It's getting warmer.

Tuataras are very temperature sensitive when it comes to gender. The sex of a hatchling depends on the temperature of the egg. Over 72 degrees (22 C), they are more likely to become males. Under 72, they swing female. The swings are steep, ratios of 80-20, but at the extreme, when it's 64 degrees cool, all hatchlings will be female. When it warms up enough, all hatchlings are males.

If they could spread out, climb to higher elevations, move to warmer spots, they could handle climate change, but these lizards are now locked into very small spaces — "small pimple[s] of land," says Richard Fortey — and they can't adjust. That's why biologists at Victoria University now worry out loud about their future. A climatic model for one of the northern (warmer) islands suggests that by 2085, no females will be able to develop. That's why this week, 222 tuataras were flown down to the colder parts of New Zealand in hopes that one day, they will gestate females. Left to themselves, they may begin to disappear.

"This would be more than unjust," says Richard Fortey. These animals have been around so long, survived so much, that losing them "would be an insult to the virtues of endurance."

Fortey, in a new book, imagines a future scenario, not that far off, where hiding in the thick forest are these fierce, territorial, 100-year-old males, stalking their territories, defending against the other males, waiting for a lady to happen by. They sit there, listening with their primitive ears, their spiny crests tense, waiting ... waiting ... waiting ...

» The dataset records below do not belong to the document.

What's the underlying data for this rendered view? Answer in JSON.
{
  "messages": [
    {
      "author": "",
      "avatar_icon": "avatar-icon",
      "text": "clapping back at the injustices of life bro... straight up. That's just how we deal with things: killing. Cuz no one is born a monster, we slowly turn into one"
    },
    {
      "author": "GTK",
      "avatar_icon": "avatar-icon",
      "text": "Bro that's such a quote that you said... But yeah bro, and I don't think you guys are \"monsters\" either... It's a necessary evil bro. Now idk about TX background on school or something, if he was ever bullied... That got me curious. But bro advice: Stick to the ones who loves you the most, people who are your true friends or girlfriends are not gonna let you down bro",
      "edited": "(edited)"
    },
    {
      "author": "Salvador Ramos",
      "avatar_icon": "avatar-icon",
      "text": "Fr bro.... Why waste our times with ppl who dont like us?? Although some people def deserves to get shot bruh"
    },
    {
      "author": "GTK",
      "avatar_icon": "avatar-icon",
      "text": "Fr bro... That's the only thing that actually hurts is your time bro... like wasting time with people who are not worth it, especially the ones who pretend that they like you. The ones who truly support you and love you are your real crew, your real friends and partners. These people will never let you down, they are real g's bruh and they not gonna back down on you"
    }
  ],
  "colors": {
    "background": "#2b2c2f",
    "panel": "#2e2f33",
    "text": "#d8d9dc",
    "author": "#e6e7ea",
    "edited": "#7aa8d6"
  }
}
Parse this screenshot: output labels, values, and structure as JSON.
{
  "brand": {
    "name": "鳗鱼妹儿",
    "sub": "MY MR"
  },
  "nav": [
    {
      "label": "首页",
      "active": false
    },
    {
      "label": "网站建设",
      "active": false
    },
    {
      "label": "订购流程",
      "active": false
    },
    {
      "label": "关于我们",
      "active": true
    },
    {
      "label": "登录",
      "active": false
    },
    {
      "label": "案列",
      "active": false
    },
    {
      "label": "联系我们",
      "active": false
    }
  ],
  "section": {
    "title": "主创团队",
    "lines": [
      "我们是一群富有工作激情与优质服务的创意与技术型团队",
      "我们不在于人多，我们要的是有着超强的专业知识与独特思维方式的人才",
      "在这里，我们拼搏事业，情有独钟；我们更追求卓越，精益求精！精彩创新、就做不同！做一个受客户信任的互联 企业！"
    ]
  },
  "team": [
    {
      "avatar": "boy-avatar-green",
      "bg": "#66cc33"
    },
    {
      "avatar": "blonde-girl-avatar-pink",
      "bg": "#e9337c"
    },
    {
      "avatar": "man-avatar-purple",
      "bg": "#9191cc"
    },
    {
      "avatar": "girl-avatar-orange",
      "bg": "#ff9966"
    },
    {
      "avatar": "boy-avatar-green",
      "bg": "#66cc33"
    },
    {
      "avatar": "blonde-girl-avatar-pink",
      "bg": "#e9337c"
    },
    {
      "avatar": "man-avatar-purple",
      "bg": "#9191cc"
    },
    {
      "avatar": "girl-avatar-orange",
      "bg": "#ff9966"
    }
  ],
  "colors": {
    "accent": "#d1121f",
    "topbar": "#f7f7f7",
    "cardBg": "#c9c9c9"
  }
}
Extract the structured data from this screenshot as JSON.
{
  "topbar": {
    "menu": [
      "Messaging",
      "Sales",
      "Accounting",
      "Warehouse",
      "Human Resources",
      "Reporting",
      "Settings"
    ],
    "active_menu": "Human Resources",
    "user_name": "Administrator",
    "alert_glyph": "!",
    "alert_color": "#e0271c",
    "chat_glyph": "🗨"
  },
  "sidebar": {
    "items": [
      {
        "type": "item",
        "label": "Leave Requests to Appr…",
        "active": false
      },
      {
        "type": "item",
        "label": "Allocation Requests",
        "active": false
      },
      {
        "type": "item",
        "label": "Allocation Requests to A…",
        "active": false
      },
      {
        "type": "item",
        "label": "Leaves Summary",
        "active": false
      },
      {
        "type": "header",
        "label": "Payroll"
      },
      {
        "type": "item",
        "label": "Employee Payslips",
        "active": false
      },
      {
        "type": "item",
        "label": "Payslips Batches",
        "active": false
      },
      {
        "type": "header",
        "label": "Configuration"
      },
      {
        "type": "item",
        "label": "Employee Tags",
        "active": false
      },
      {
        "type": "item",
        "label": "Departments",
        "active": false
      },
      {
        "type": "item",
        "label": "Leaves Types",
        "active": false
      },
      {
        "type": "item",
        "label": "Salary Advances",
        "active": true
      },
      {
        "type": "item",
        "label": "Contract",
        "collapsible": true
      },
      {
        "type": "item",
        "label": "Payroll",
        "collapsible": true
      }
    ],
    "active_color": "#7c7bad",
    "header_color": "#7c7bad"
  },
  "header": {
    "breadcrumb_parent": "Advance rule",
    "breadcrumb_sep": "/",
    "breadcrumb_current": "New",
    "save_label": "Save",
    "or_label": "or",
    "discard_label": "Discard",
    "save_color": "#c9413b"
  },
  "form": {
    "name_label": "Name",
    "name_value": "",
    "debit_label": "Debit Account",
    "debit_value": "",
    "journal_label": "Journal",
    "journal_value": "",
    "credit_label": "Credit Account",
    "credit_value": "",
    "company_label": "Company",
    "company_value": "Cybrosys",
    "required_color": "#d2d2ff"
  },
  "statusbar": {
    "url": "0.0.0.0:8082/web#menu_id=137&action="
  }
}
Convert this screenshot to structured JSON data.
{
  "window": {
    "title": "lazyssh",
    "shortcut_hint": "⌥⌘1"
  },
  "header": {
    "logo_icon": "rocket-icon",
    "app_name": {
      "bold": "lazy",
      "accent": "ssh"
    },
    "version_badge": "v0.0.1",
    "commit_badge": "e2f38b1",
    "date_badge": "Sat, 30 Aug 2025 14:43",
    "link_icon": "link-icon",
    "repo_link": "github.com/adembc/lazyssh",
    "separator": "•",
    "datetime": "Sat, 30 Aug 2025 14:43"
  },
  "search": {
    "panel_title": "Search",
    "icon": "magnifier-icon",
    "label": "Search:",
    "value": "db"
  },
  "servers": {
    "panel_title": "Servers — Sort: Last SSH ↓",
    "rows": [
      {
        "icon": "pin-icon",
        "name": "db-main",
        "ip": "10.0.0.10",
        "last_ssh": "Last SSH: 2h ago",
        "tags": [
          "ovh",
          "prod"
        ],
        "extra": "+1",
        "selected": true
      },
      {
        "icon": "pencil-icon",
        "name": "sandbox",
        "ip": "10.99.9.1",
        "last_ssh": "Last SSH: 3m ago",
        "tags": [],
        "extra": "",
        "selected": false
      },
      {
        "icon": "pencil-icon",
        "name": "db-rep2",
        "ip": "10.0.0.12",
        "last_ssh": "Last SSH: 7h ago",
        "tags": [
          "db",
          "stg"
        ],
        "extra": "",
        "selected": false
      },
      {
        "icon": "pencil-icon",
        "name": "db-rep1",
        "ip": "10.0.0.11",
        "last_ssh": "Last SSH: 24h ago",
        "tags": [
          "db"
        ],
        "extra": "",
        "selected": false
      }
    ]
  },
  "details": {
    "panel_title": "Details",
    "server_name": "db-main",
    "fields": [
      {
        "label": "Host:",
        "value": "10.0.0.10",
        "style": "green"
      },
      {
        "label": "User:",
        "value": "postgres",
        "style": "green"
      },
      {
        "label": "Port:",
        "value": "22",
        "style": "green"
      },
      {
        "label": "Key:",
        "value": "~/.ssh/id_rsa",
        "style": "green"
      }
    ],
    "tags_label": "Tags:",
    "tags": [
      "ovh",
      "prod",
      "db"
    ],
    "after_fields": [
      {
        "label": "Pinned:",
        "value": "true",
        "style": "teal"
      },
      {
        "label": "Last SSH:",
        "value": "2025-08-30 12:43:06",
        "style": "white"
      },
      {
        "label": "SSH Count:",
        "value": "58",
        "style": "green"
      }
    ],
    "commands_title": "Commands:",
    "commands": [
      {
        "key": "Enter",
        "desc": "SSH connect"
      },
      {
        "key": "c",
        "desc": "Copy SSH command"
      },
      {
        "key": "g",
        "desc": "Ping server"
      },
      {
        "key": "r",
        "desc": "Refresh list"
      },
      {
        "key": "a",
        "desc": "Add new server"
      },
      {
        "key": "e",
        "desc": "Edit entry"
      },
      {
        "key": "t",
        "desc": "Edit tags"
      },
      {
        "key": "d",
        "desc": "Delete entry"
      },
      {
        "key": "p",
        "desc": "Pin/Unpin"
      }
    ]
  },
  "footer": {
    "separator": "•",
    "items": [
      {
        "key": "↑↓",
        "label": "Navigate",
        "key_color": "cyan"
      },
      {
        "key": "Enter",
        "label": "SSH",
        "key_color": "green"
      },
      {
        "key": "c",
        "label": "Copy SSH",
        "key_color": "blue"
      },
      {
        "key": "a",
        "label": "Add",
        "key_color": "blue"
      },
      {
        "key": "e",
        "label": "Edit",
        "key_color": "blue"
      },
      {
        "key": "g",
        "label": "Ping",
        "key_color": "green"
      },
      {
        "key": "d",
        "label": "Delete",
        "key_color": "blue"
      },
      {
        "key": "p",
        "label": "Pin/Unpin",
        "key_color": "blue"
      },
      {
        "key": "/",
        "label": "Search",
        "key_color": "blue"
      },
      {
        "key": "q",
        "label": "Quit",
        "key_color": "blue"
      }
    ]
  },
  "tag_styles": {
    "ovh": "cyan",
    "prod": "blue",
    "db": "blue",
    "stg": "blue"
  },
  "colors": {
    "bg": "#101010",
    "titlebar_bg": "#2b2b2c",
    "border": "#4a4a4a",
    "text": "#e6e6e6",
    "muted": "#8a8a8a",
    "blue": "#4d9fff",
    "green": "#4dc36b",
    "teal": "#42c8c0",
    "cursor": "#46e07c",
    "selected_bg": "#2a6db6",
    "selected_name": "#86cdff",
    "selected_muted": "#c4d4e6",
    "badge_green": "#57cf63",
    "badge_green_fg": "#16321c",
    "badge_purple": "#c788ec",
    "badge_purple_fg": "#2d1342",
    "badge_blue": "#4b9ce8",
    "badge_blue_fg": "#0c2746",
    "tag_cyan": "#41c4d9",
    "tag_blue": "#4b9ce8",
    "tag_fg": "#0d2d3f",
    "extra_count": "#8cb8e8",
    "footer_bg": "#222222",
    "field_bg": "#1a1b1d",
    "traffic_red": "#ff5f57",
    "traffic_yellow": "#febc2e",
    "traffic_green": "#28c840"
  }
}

For nobody.


Here's a video of young tuataras being released in a highly protected "ecosanctuary" this week. They're adorable, in a lizardy sort of way. Harvard entomologist Piotr Naskrecki took all the photos for this post; they appear in his new book: "Relics: Travels in Nature's Time Machine," a ravishing collection that describes plants and animals that have hung around the planet for a long, long time, defying the odds. These are our true survivors. Tuataras are there, of course, along with beetles and ferns, cycads, horseshoe crabs, all photographed by Piotr, whose masterful eye is on regular display at his blog (one of my favorites) The Smaller Majority. The science paper about warming and tuataras can be found here. Those same horseshoe crabs (and the tuataras) appear in Richard Fortey's book "Horseshoe Crabs and Velvet Worms: The Story of the Animals and Plants That Time Has Left Behind." Fortey, one of our great living biologists, an expert on trilobites (may they rest in peace), is also celebrating creatures that have a knack for continuing. Both authors try to keep smiling, but it's hard.

Copyright 2012 National Public Radio. To see more, visit http://www.npr.org/.